It has been generally believed that the superiority of London porter is caused by its being made of Thames water. This is a very erroneous opinion. The Thames water, from its impurity, has been long abandoned by the London porter brewers, who use either New River water or hard water, I believe, chiefly the latter. London is built on fine sand and gravel, and about two hundred feet below the foundation of the city there is a stratum of clay and a stratum of chalk, and here is found a most abundant supply of water, which is lifted by pumps. Hence, the superiority by no means lies in the water used, but in the immense quantity made, and in the art of the manufacturer. It is a very remarkable fact, that, except at Dublin, this beverage has never yet been equalled in point of strength and flavour. Good porter, of the most refreshing quality, is now sold all over the metropolitan districts. Imitations have been tried, with great exertion and outlay of capital, in different parts of the country, but they can all be detected by their burnt taste, and bear no comparison to the rich, full body of the genuine London porter.
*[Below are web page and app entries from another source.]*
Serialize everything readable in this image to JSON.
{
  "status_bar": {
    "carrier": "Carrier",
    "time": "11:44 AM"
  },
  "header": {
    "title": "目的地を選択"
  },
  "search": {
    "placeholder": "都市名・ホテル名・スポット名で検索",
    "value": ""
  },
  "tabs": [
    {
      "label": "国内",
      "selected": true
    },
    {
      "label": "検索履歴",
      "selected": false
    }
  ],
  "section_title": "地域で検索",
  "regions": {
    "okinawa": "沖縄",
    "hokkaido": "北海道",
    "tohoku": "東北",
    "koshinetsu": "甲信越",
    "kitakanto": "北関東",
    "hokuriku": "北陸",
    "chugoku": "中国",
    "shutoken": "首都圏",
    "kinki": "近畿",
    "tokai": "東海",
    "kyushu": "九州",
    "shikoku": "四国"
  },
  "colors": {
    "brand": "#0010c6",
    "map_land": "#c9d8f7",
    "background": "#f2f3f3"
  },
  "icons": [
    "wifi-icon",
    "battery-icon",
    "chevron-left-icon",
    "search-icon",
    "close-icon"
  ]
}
This generous liquor, as is well known, is always drunk out of pewter or silver pots, which impart a finer flavour to the mouth of the drinker than if glass or earthenware were used. The reason for this can be scientifically accounted for, by the electro-chemical action which is going on betwixt the acid of the porter and the metal; and, therefore, the popular taste is quite correct in adhering to pewter pots. The Scotch, who import London porter to a large extent, do not seem to be aware of this remarkable fact, as they always drink the liquor from glass tumblers. Between six and seven millions of barrels of porter or strong beer are made annually in England; in 1830, the quantity exported was 74,902 barrels.
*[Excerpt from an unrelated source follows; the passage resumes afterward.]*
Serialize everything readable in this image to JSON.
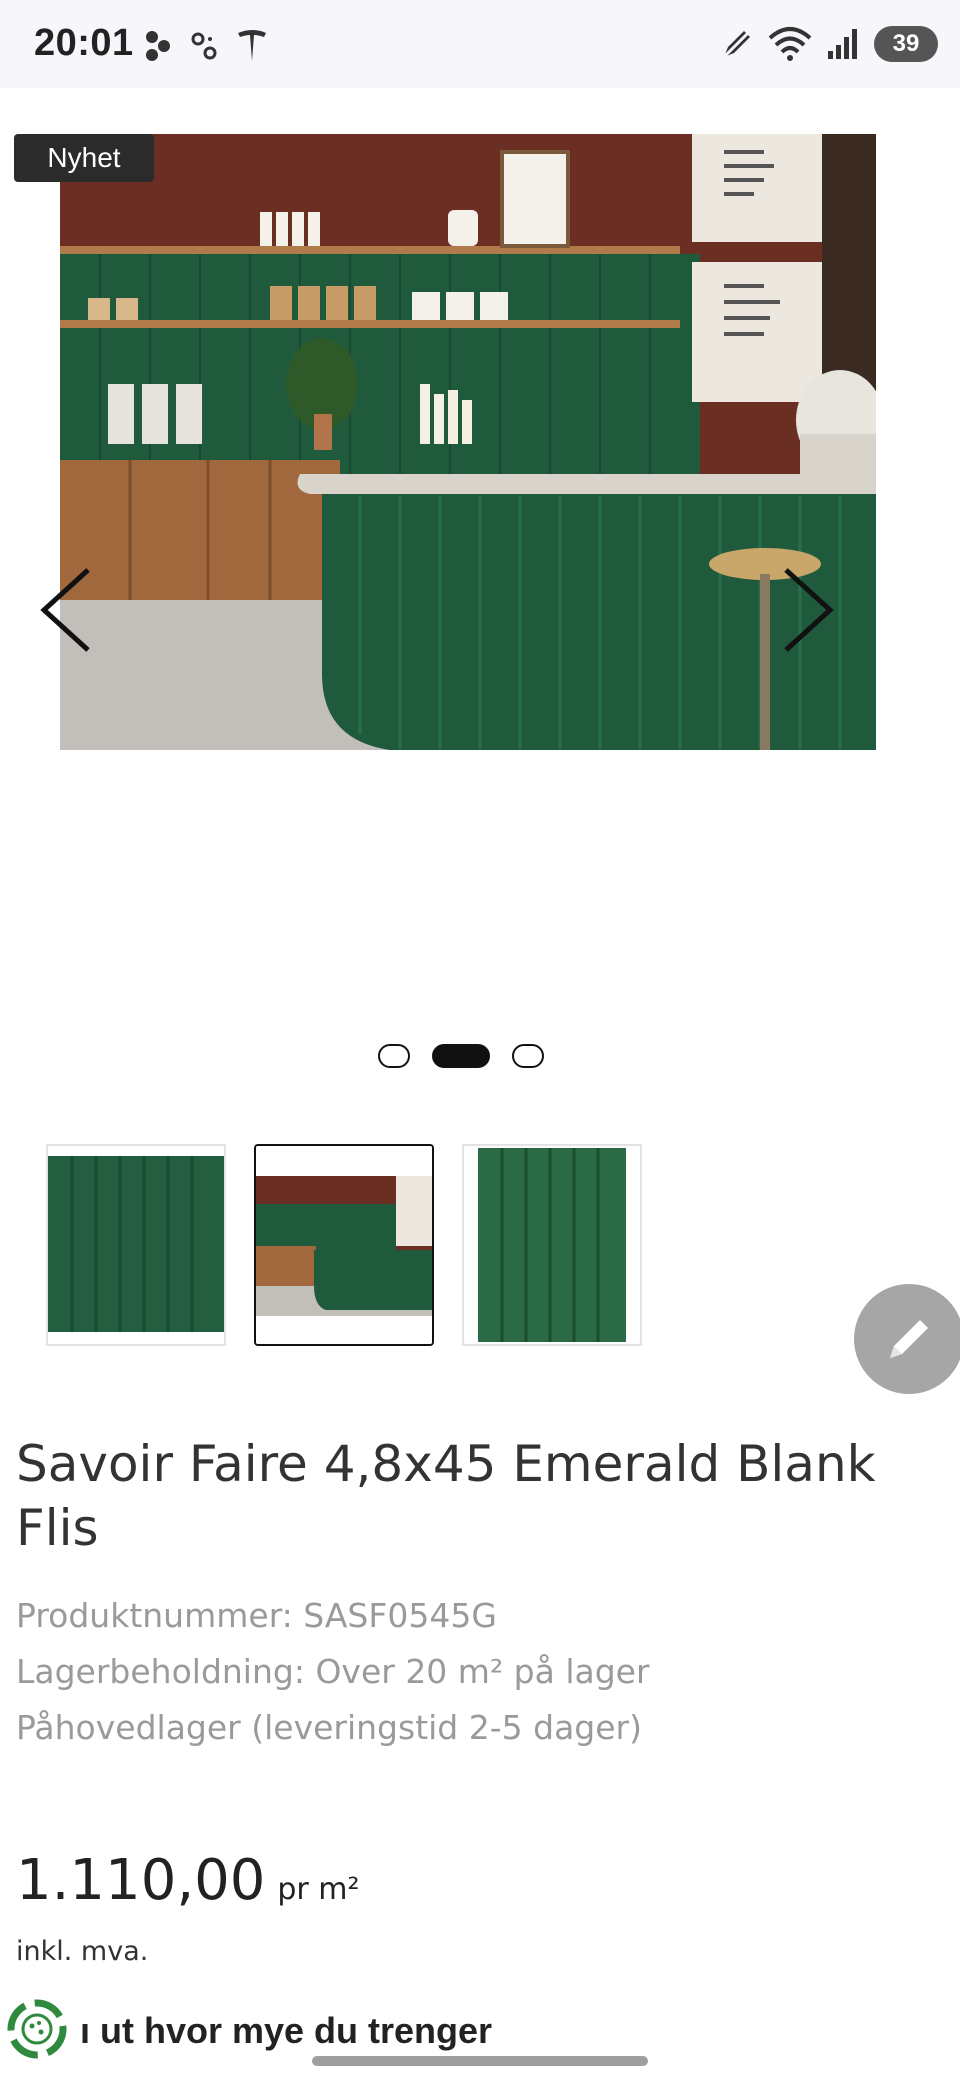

While London bears the palm of superiority in the art of porter-brewing, Edinburgh challenges all the world to compete with it in the manufacture of ale. In the making of this luxurious beverage, it has, for a considerable period of years, had no rival, unless we allow, what is perhaps correct, that the brewers of Leith, Prestonpans, and Linlithgow, and some other small towns, are equally entitled to hold up the superiority of their liquors ; nevertheless, the whole fall under the designation of Edinburgh ale. This ale differs entirely, in body, flavour, appearance, and character, from the English ales. It is as clear as amber, and of the same colour; soft and delicious in taste; so strong, that a few glasses produce a slight intoxication, or inclination to sleep; and has a thin creamy top. It is exceedingly difficult to keep, and is easily affected by atmospheric phenomena, although kept in casks in a close cellar, and generally turns hard or sourish after being kept more than a season. It is always used in Edinburgh in glass quart bottles —never in draught; and, when diluted with water, forms an agreeable table beer. It has been occasionally alleged, from the intoxicating qualities of Edinburgh ale, that it is mixed with cocculus indicus, or some other poisonous ingredient; but this is, without doubt, an idle fallacy, the liquor being simply the strength of malt and hops. It is used only in moderate quantities, being quaffed from long tapering glasses made for the purpose, and cannot be indulged in so freely as porter, to which it bears no other resemblance than it is made from nearly the same materials, differently prepared. The quantity of strong beer or ale made in Scotland annually amounts to about 110,000 barrels, upwards of 3000 of which are exported ; the chief export being to London. About 130,000 barrels of table beer are also annually manufactured, besides an immense quantity of small beer— a species of light, cheap, frothy liquid, in great domestic request in Scotland, and which, from its resemblance, in some respects, to ginger beer, might be manufactured in the English towns with every chance of success.
This strong Edinburgh ale was kept in quart bottles, then, but only used in moderate quantities. Bottle for the table to split? Who knows.